The School Board voted Monday to allow Ashland High School to enroll 25 Chinese students, who will pay $25,000 each next academic year, enabling it to become the first public school in the state charging tuition to international students.

The School Board voted Monday to allow Ashland High School to enroll 25 Chinese students, who will pay $25,000 each next academic year, enabling it to become the first public school in the state charging tuition to international students.

The U.S. Department of Homeland Security must also approve the program, a process that could take as long as five months, possibly preventing the program from being implemented next school year, Superintendent Juli Di Chiro said.

"This happens to be the area where I have the greatest concerns right now," she told the board.

Di Chiro submitted the district's application to the federal department two weeks ago and is hopeful that it will be approved quickly, she said. The district needs to be given clearance to issue paperwork to the Chinese students, which would enable them to receive visas.

The district is modeling its Chinese program after one St. Mary's School in Medford implemented this fall.

The students, who would be high school juniors and approximately 16 years old, would live in Southern Oregon University dorms and enroll in regular Ashland High School classes as well as in specialized English classes.

The program is expected to be a moneymaker for the district and could bring in about $178,750 in the first year, said Jill Turner, the district's business manager.

The district would receive about $625,000 in tuition, but would need to spend about $446,000 to run the program, she said.

Each student would pay $25,000, which would include food, housing, health insurance and instructional fees. St. Mary's is able to charge more — $40,000 per student —because it is a private school, Di Chiro said.

The district would pay SOU $278,750 to provide housing and meals. The district would spend $50,000 to hire a program coordinator and $35,000 to hire a part-time English language instructor.

About $100,000 of the proceeds from the program would go toward implementing the high school's redesign, Di Chiro said.

"We feel there needs to be a benefit back to the high school, because it'll be taking the lion's share of the work instructing kids," she said.

The remaining amount would go into the district's general fund balance and could limit the district's needs for making budget cuts, if the state's funding for education continues to decrease.

Di Chiro will meet with a Chinese recruiting firm in January to discuss whether the district can begin recruiting students before the program has received federal approval.

"They might say, 'No problem,' or they might say we have to wait," she said.

The district expects to contract with the Cambridge Institute of Chinese Business Research, the same firm St. Mary's used to successfully recruit students, Di Chiro said. The recruitment fees will be paid by the participating families, not the district, she said.

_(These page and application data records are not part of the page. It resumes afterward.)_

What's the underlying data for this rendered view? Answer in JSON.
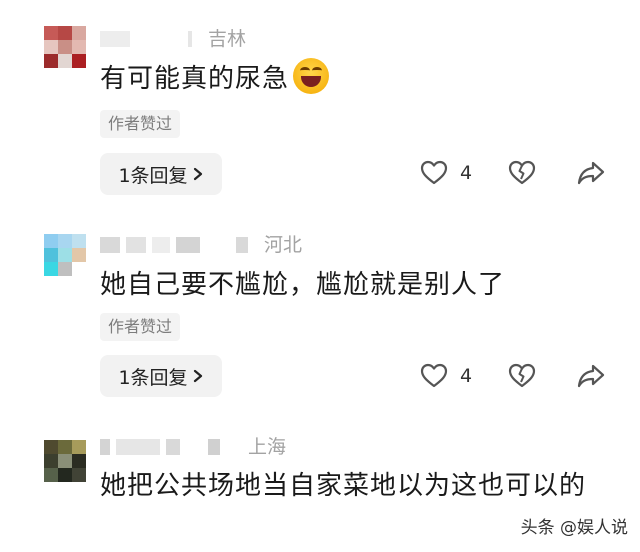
{
  "comments": [
    {
      "region": "吉林",
      "text": "有可能真的尿急",
      "emoji": "laughing-emoji",
      "badge": "作者赞过",
      "reply_label": "1条回复",
      "like_count": "4",
      "avatar_colors": [
        "#c65a57",
        "#b64845",
        "#d9a8a0",
        "#e6c6bf",
        "#c98f86",
        "#e3b9b1",
        "#9c2b2b",
        "#e2d6d2",
        "#ab1f22"
      ]
    },
    {
      "region": "河北",
      "text": "她自己要不尴尬，尴尬就是别人了",
      "badge": "作者赞过",
      "reply_label": "1条回复",
      "like_count": "4",
      "avatar_colors": [
        "#8fcdf0",
        "#a8d6f0",
        "#bfe0ef",
        "#4fc1dc",
        "#9ddfe6",
        "#e3c7a8",
        "#3ad7e3",
        "#bfbfbf",
        "#ffffff"
      ]
    },
    {
      "region": "上海",
      "text": "她把公共场地当自家菜地以为这也可以的",
      "avatar_colors": [
        "#4f4a2f",
        "#6b6a3b",
        "#a79b5b",
        "#3c3f2e",
        "#8a8f78",
        "#2b2c22",
        "#56614a",
        "#23281f",
        "#414336"
      ]
    }
  ],
  "watermark": "头条 @娱人说",
  "colors": {
    "like_icon": "#555555",
    "blur_dark": "#d9d9d9",
    "blur_light": "#ededed"
  }
}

Board members Heidi Parker and Ruth Alexander, who are advocates of second-language instruction, are creating a brochure about the high school to help attract students, Di Chiro said.

"I'm really excited about (the boarding program) and I think it's going to be very successful if we're able to do it," Alexander said.

Although the students would live in SOU dorms, the district hopes to match them with host families in Ashland, to help the students learn about American culture, Di Chiro said.

"This would be another way for them to experience an American family, even though they're not going to be living there," she said.

Most of the students who would attend the boarding school program would be from wealthy families and many would be seeking entrance to American universities, upon graduating from high school, Di Chiro said. Attending a boarding school program in the U.S. is seen by Chinese parents as a way for their students to improve their English and their chances at being accepted to American universities, she said.

The program will also benefit Ashland students in the high school's Mandarin Chinese classes, which began this year through a program funded by the Chinese government and the district.

"We know that Ashland is not very culturally diverse," Di Chiro said. "It's really good experience for our students to learn from and meet students from other cultures."

Contact reporter Hannah Guzik at 541-708-1158 or hguzik@dailytidings.com.